COVID-19 has hit Russia at a time when the Putin regime was already under stress. At home, a stagnant economy will be buffeted by the plunge in oil prices. A central bank report last year forecast that a drop to $25 per barrel would push the economy into recession. The stock market is down by about 20 percent since the beginning of the year, a fall that began before the pandemic. The package of vague and confusing constitutional measures the Kremlin has put in place to prolong Putin’s rule have prompted widespread uncertainty and unease. Abroad, tensions with Turkey and Saudi Arabia have been on the rise while strains with the West are continuing.
After a late start, the Russian government has taken measures to combat the coronavirus but has so far been unable to prevent its rapid spread. Russian health officials announced that they recorded 52 new cases in the previous 24 hours, bringing the number of confirmed infections to 199. A dozen of the latest cases were detected in Moscow, where there are 98 confirmed cases so far.
In addition to taking steps to prevent foreign citizens from profoundly affected countries from visiting Russia, the Kremlin has steadily tightened preventive measures to slow the spread of COVID-19 by imposing quarantines, banning the export of medical masks, instituting random checks on the Moscow Metro, and cancelling large public events. Moscow has started the construction of a special hospital for the coronavirus patients near the city.
On the economic front, the central bank has stepped in to stop the plunge of the ruble—one of the world’s worst-performing currencies against the dollar this year. It has set up a $4 billion fund to help companies hurt by the virus and also softened some lending. On March 18, the bank and government unveiled a package of measures to protect the economy. They include the provision of currency liquidity, state support for the most vulnerable economic sectors, and delays in the recovery of taxes. Steps to preserve the social safety net will include giving priority to the payment of salaries. The price will be high: about 300 billion rubles, but it will be taken from the National Welfare Fund, not the current budget.
Putin’s approach, as usual, is to encourage competition and then choose the best proposals. Deputy Prime Minister Tatiana Golikhova’s initial lead has given way to three working groups: under Dmitry Medvedev in the Security Council; the State Council, under Moscow Mayor Sergei Sobyanin; and the government, under new Prime Minister Mikhail Mishustin. (Mishustin has already come under criticism for indecisiveness, as has Central Bank boss Elvira Nabiullina). Clan politics, an endemic feature of Putin’s court, has inevitably accompanied the coronavirus response. Businesses close to the Kremlin have received lucrative contracts.
Some cracks are showing.
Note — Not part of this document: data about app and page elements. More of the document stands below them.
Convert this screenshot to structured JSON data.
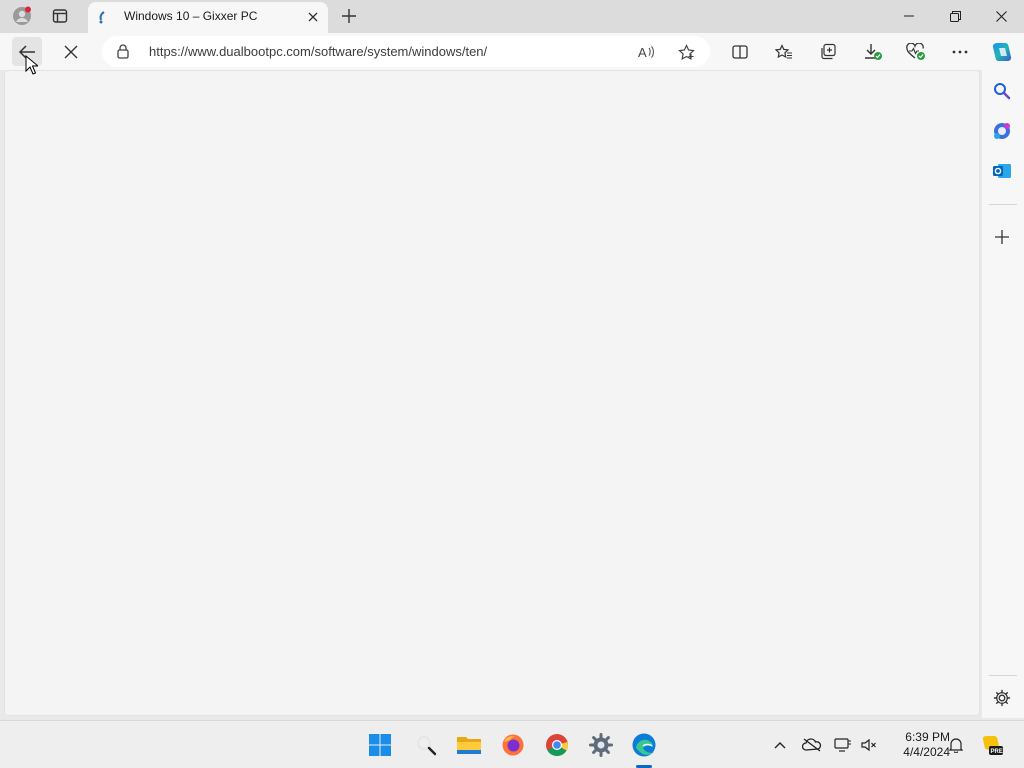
{
  "browser": {
    "tab": {
      "title": "Windows 10 – Gixxer PC",
      "favicon": "page-favicon-icon"
    },
    "address": {
      "url": "https://www.dualbootpc.com/software/system/windows/ten/"
    },
    "toolbar_icons": [
      "back-arrow-icon",
      "stop-loading-icon",
      "read-aloud-icon",
      "favorite-star-icon",
      "split-screen-icon",
      "favorites-icon",
      "collections-icon",
      "downloads-icon",
      "browser-essentials-icon",
      "more-menu-icon",
      "copilot-icon"
    ],
    "sidebar_icons": [
      "search-icon",
      "copilot-hub-icon",
      "outlook-icon",
      "add-icon",
      "settings-icon"
    ],
    "accent_color": "#0b67c2"
  },
  "taskbar": {
    "apps": [
      "start-icon",
      "search-icon",
      "file-explorer-icon",
      "firefox-icon",
      "chrome-icon",
      "settings-icon",
      "edge-icon"
    ],
    "clock": {
      "time": "6:39 PM",
      "date": "4/4/2024"
    }
  }
}
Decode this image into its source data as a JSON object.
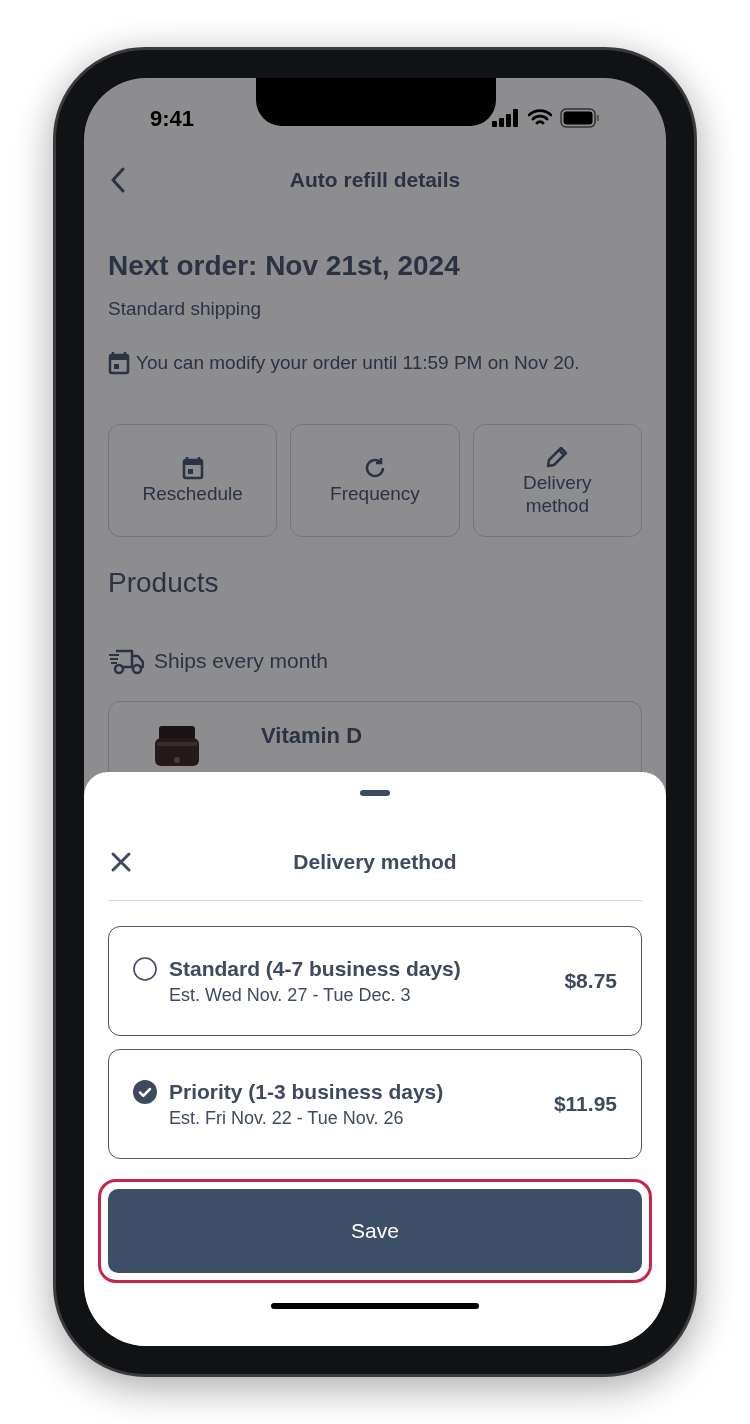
{
  "status_bar": {
    "time": "9:41"
  },
  "header": {
    "title": "Auto refill details"
  },
  "order": {
    "title": "Next order: Nov 21st, 2024",
    "shipping": "Standard shipping",
    "notice": "You can modify your order until 11:59 PM on Nov 20."
  },
  "actions": [
    {
      "label": "Reschedule",
      "kind": "calendar"
    },
    {
      "label": "Frequency",
      "kind": "refresh"
    },
    {
      "label": "Delivery method",
      "kind": "pencil"
    }
  ],
  "products": {
    "heading": "Products",
    "schedule": "Ships every month",
    "items": [
      {
        "name": "Vitamin D",
        "kind": "picture"
      }
    ]
  },
  "sheet": {
    "title": "Delivery method",
    "options": [
      {
        "label": "Standard (4-7 business days)",
        "eta": "Est. Wed Nov. 27 - Tue Dec. 3",
        "price": "$8.75",
        "selected": false
      },
      {
        "label": "Priority (1-3 business days)",
        "eta": "Est. Fri Nov. 22 - Tue Nov. 26",
        "price": "$11.95",
        "selected": true
      }
    ],
    "save_button": {
      "label": "Save",
      "focused": true
    }
  }
}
On his Telegram channel the metals magnate Oleg Deripaska recently compared the effects of the pandemic to the collapse of the USSR. Some key siloviki—Defense Minister Sergei Shoygu, Security Council Chairman Nikolai Patrushev, and FSB head Alexander Bortnikov reportedly favor declaring a state of emergency to forestall mass panic. The government is said to oppose this, fearing an economic collapse. Even some of Putin’s supporters are unhappy with the new constitutional changes, which reset the count on his presidential terms and could prolong his presidency to 2036. A State of Emergency invoked in response to the COVID-19 pandemic could easily be invoked to justify a crackdown on protesters.
Despite its role in promoting disinformation abroad, the Putin regime is suffering from it at home. On March 2, edited audio began to spread across Russian social media claiming a Kremlin cover-up of the virus spread in order to “focus on adopting the new constitutional amendments.” Rumors abound that the authorities are disguising the actual total: the wildest claims are of up to 5,000 infections.
The authorities have rejected these reports as fake news from foreign sources designed to foment instability. Putin has pinned the blame for the pandemic on foreign countries.
An expert consulted by Kommersant said that the virus could continue to spread for two to three months. The first confirmed case in Russia was in February. The authorities began to take measures in March. By that count, the coronavirus could last into the early summer. But Putin is in a hurry. This week the Russian leader signed a decree setting April 22 as the date for the referendum, despite calls that it be postponed due to public health concerns. There is no turnout requirement for the vote to be valid, so theoretically the changes would pass if only one voter went to the polls and voted yes. The Russian leader wants to get all of this out of the way before the May 9 celebrations marking the 75th anniversary of the defeat of Nazi Germany.
Given the pandemic-related uncertainties, it is hard to imagine which world leaders will actually show up for Putin’s parade.
Common Crisis is a CEPA analytical series on the implications of COVID-19 for the transatlantic relationship. All opinions are those of the author and do not necessarily represent the position or views of the institutions they represent or the Center for European Policy Analysis.
Europe’s Edge is CEPA’s online journal covering critical topics on the foreign policy docket across Europe and North America. All opinions are those of the author and do not necessarily represent the position or views of the institutions they represent or the Center for European Policy Analysis.